I admit that I sometimes I do things kind of half-assed in the kitchen. I’ll throw flowers into a vase without first trimming the stems or fail to thoroughly read a recipe before beginning to make it. I’ll not brown the meat enough for the stew or not measure carefully when careful measuring is called for. The results, while not disasters, are often not as good as they could be. They’re not bad, but they’re not perfect. They’re, well, they’re kind of half-assed.

Is this OK?

I’m not this way all of the time. I have a decent streak of Martha (and my mother) running through me. Evidence: If you visit my kitchen, you’ll find my cast iron and carbon steel pans clean and oiled. Wander around some more and you’ll see my plates stacked neatly by size and color and find my spices arranged with care.

But you may also step on that slightly sticky spot where I didn’t mop up a spill thoroughly. (Sorry.) And did you notice that I did not say that my spices are arranged alphabetically?

My feelings about this are mixed. On one hand, I’m a big fan of care and attention in the kitchen. I think we show our love and humanity when we care for things, be it a fellow human being, a beloved pet, or that amazing cast iron skillet. Taking time and focusing on the task at hand and tending to the many small details that cooking requires are true kitchen practices that I both promote and admire.

On the other hand, we can tighten up too much around this caretaking and turn it into a kind of anxious and neurotic perfectionism. Sometimes, when I’m a little half-assed, a little more casual or messy or disorganized, I feel like I’m liberating myself from the constraints of perfectionism, throwing some punk rock and FU into the mix. I feel more creative when I allow things to get a little messy, like I’m inviting in exciting possibilities just slightly out of my control.

I dunno. Whatever it is, it’s been like that for me since childhood and over the years I’ve taken a two-pronged approach to dealing with it: acceptance and improvement. With acceptance, I lay a steady foundation so that I can see clearly about what’s working and what’s not. I can say, OK. This is just how I am — occasionally imprecise and disorganized, occasionally focused and careful. Now, how’s that going?

In the end, I guess its all about balance. Somewhere between neurotic perfection and I-don’t-care is a place where we tend to the things of our lives with care and respect, not clinging to the attachment of perfection, not falling into the hell of indifference and disrespect.

Life is a lot about learning this kind of balance. It’s trial and error and discovery. It’s holding the possibility for improvement on the steady foundation of acceptance. It’s paying attention to our strengths and foibles with an equal dose of love and kindness, so we can clear-eyed and sensible when it comes to knowing when to measure carefully and when it’s OK to be a little half-assed about it.
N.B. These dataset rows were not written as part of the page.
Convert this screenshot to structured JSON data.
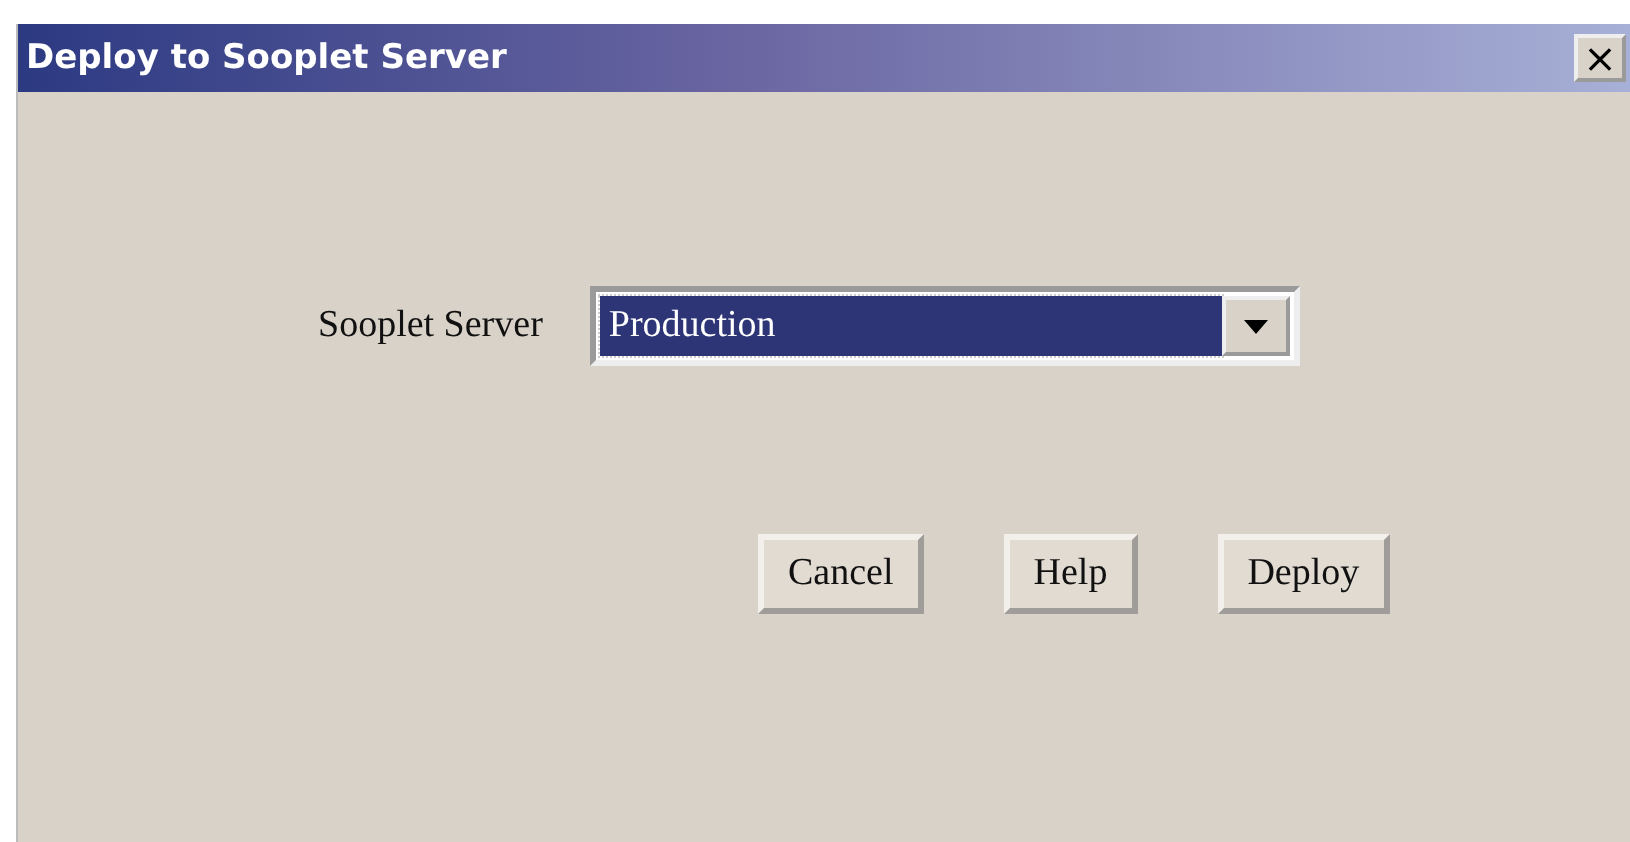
{
  "window": {
    "title": "Deploy to Sooplet Server",
    "close": "×"
  },
  "field": {
    "label": "Sooplet Server",
    "value": "Production"
  },
  "buttons": [
    "Cancel",
    "Help",
    "Deploy"
  ]
}
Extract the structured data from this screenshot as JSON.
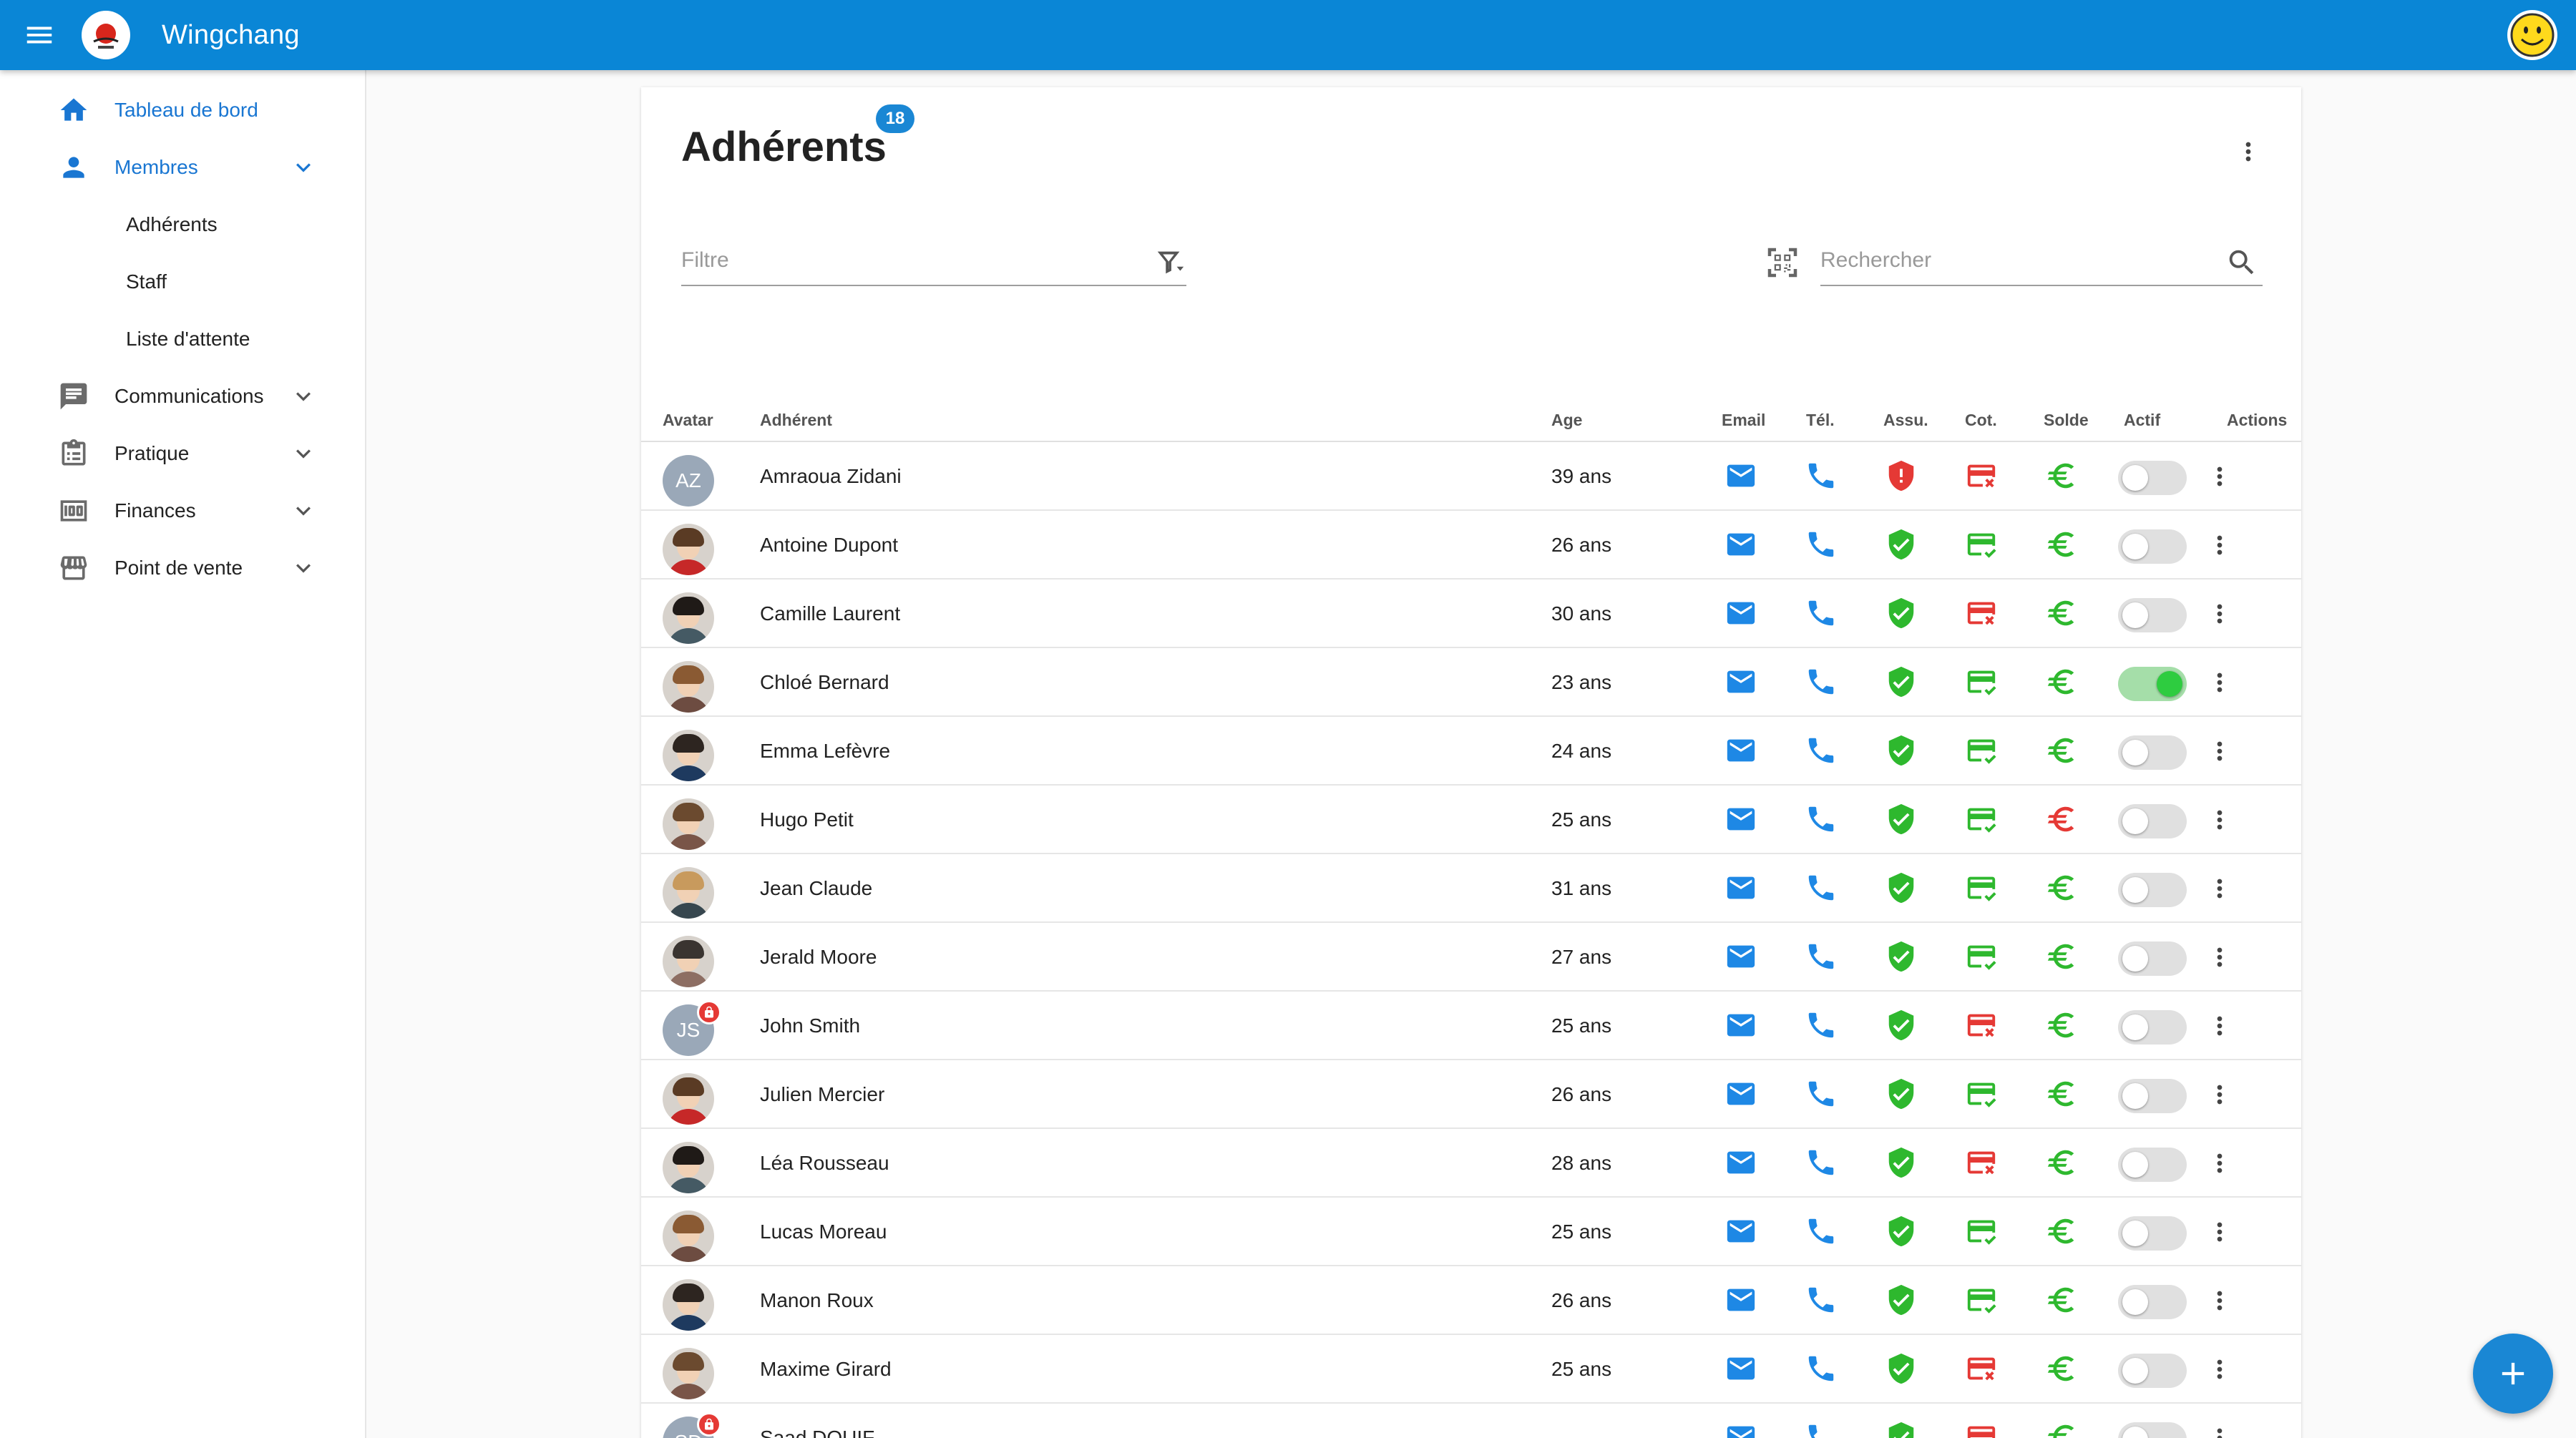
{
  "app": {
    "title": "Wingchang"
  },
  "sidebar": {
    "items": [
      {
        "label": "Tableau de bord",
        "icon": "home-icon",
        "primary": true
      },
      {
        "label": "Membres",
        "icon": "person-icon",
        "primary": true,
        "expanded": true,
        "children": [
          {
            "label": "Adhérents"
          },
          {
            "label": "Staff"
          },
          {
            "label": "Liste d'attente"
          }
        ]
      },
      {
        "label": "Communications",
        "icon": "chat-icon"
      },
      {
        "label": "Pratique",
        "icon": "clipboard-icon"
      },
      {
        "label": "Finances",
        "icon": "money-icon"
      },
      {
        "label": "Point de vente",
        "icon": "store-icon"
      }
    ]
  },
  "page": {
    "title": "Adhérents",
    "count": "18",
    "filter_placeholder": "Filtre",
    "search_placeholder": "Rechercher"
  },
  "table": {
    "columns": {
      "avatar": "Avatar",
      "member": "Adhérent",
      "age": "Age",
      "email": "Email",
      "phone": "Tél.",
      "insurance": "Assu.",
      "dues": "Cot.",
      "balance": "Solde",
      "active": "Actif",
      "actions": "Actions"
    },
    "rows": [
      {
        "avatar": "initials",
        "initials": "AZ",
        "name": "Amraoua Zidani",
        "age": "39 ans",
        "insurance": "missing",
        "dues": "unpaid",
        "balance": "ok",
        "active": false
      },
      {
        "avatar": "photo",
        "name": "Antoine Dupont",
        "age": "26 ans",
        "insurance": "ok",
        "dues": "paid",
        "balance": "ok",
        "active": false
      },
      {
        "avatar": "photo",
        "name": "Camille Laurent",
        "age": "30 ans",
        "insurance": "ok",
        "dues": "unpaid",
        "balance": "ok",
        "active": false
      },
      {
        "avatar": "photo",
        "name": "Chloé Bernard",
        "age": "23 ans",
        "insurance": "ok",
        "dues": "paid",
        "balance": "ok",
        "active": true
      },
      {
        "avatar": "photo",
        "name": "Emma Lefèvre",
        "age": "24 ans",
        "insurance": "ok",
        "dues": "paid",
        "balance": "ok",
        "active": false
      },
      {
        "avatar": "photo",
        "name": "Hugo Petit",
        "age": "25 ans",
        "insurance": "ok",
        "dues": "paid",
        "balance": "debt",
        "active": false
      },
      {
        "avatar": "photo",
        "name": "Jean Claude",
        "age": "31 ans",
        "insurance": "ok",
        "dues": "paid",
        "balance": "ok",
        "active": false
      },
      {
        "avatar": "photo",
        "name": "Jerald Moore",
        "age": "27 ans",
        "insurance": "ok",
        "dues": "paid",
        "balance": "ok",
        "active": false
      },
      {
        "avatar": "initials",
        "initials": "JS",
        "badge": true,
        "name": "John Smith",
        "age": "25 ans",
        "insurance": "ok",
        "dues": "unpaid",
        "balance": "ok",
        "active": false
      },
      {
        "avatar": "photo",
        "name": "Julien Mercier",
        "age": "26 ans",
        "insurance": "ok",
        "dues": "paid",
        "balance": "ok",
        "active": false
      },
      {
        "avatar": "photo",
        "name": "Léa Rousseau",
        "age": "28 ans",
        "insurance": "ok",
        "dues": "unpaid",
        "balance": "ok",
        "active": false
      },
      {
        "avatar": "photo",
        "name": "Lucas Moreau",
        "age": "25 ans",
        "insurance": "ok",
        "dues": "paid",
        "balance": "ok",
        "active": false
      },
      {
        "avatar": "photo",
        "name": "Manon Roux",
        "age": "26 ans",
        "insurance": "ok",
        "dues": "paid",
        "balance": "ok",
        "active": false
      },
      {
        "avatar": "photo",
        "name": "Maxime Girard",
        "age": "25 ans",
        "insurance": "ok",
        "dues": "unpaid",
        "balance": "ok",
        "active": false
      },
      {
        "avatar": "initials",
        "initials": "SD",
        "badge": true,
        "name": "Saad DOUIF",
        "age": "--",
        "insurance": "ok",
        "dues": "unpaid",
        "balance": "ok",
        "active": false
      }
    ]
  },
  "colors": {
    "primary": "#0a86d6",
    "accent_blue": "#1e88e5",
    "ok_green": "#2eb82e",
    "error_red": "#e53935"
  },
  "icons": {
    "email": "mail-icon",
    "phone": "phone-icon",
    "insurance_ok": "shield-check-icon",
    "insurance_missing": "shield-alert-icon",
    "dues_paid": "card-check-icon",
    "dues_unpaid": "card-x-icon",
    "balance": "euro-icon"
  }
}
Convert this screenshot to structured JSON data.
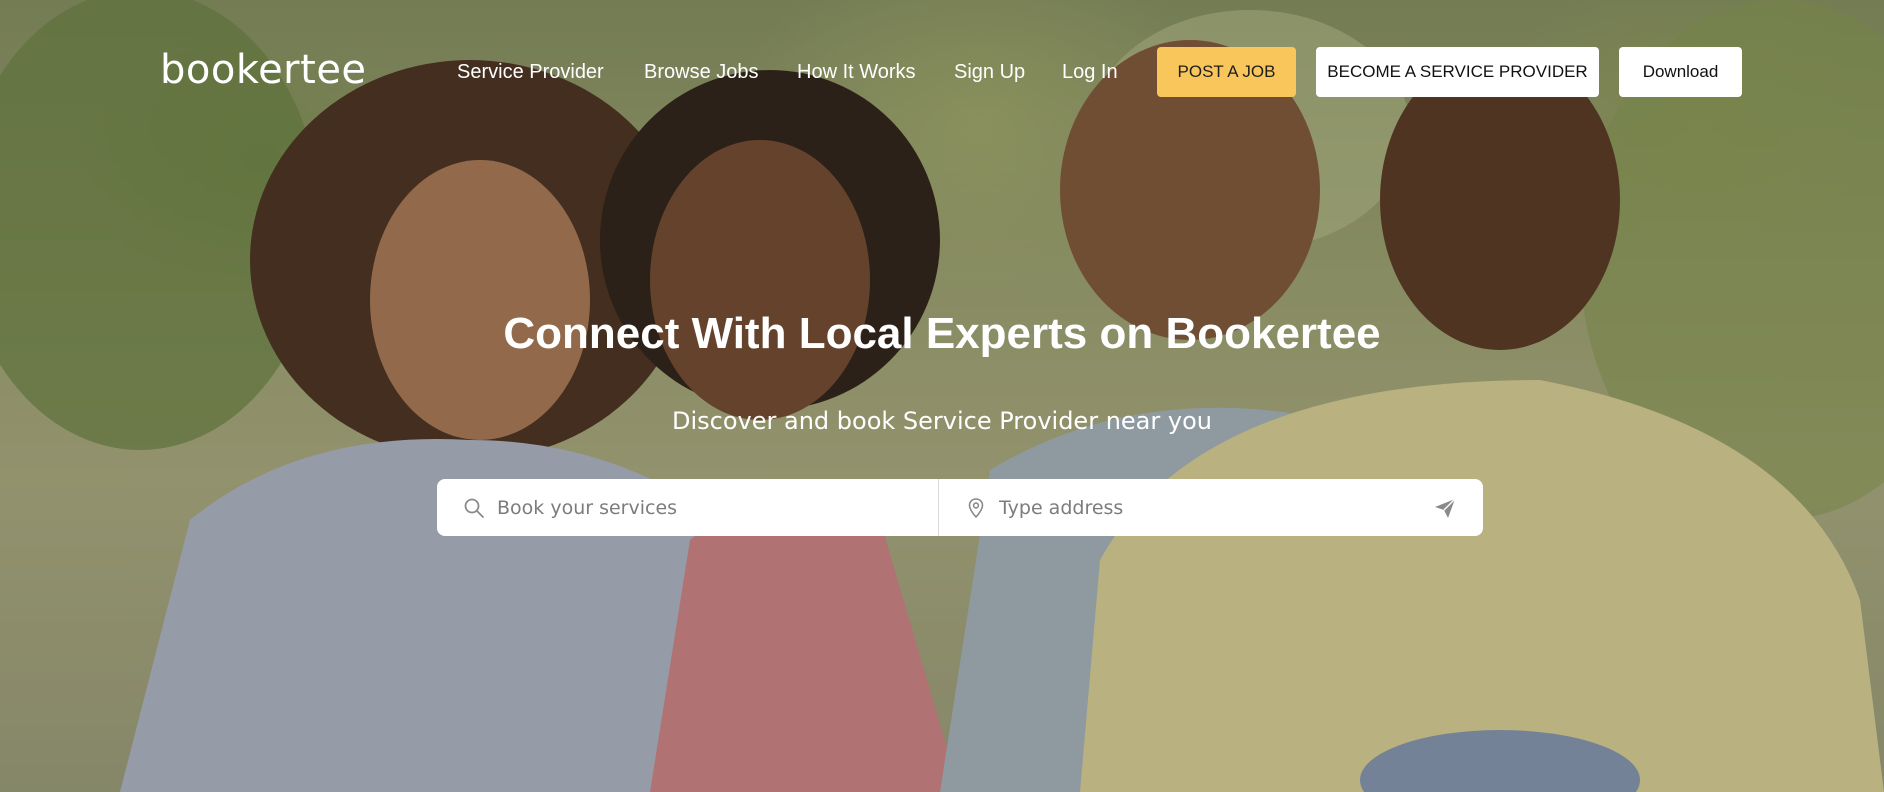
{
  "logo": {
    "text": "bookertee"
  },
  "nav": {
    "links": [
      {
        "label": "Service Provider"
      },
      {
        "label": "Browse Jobs"
      },
      {
        "label": "How It Works"
      },
      {
        "label": "Sign Up"
      },
      {
        "label": "Log In"
      }
    ],
    "post_job_label": "POST A JOB",
    "become_provider_label": "BECOME A SERVICE PROVIDER",
    "download_label": "Download"
  },
  "hero": {
    "title": "Connect With Local Experts on Bookertee",
    "subtitle": "Discover and book Service Provider near you"
  },
  "search": {
    "services_placeholder": "Book your services",
    "address_placeholder": "Type address"
  },
  "colors": {
    "accent": "#f9c65b",
    "button_bg": "#ffffff"
  },
  "icons": {
    "search": "search-icon",
    "location": "map-pin-icon",
    "send": "send-icon"
  }
}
“You’re perfect just as you are. And you can use a little improvement.” — Shunryu Suzuki Roshi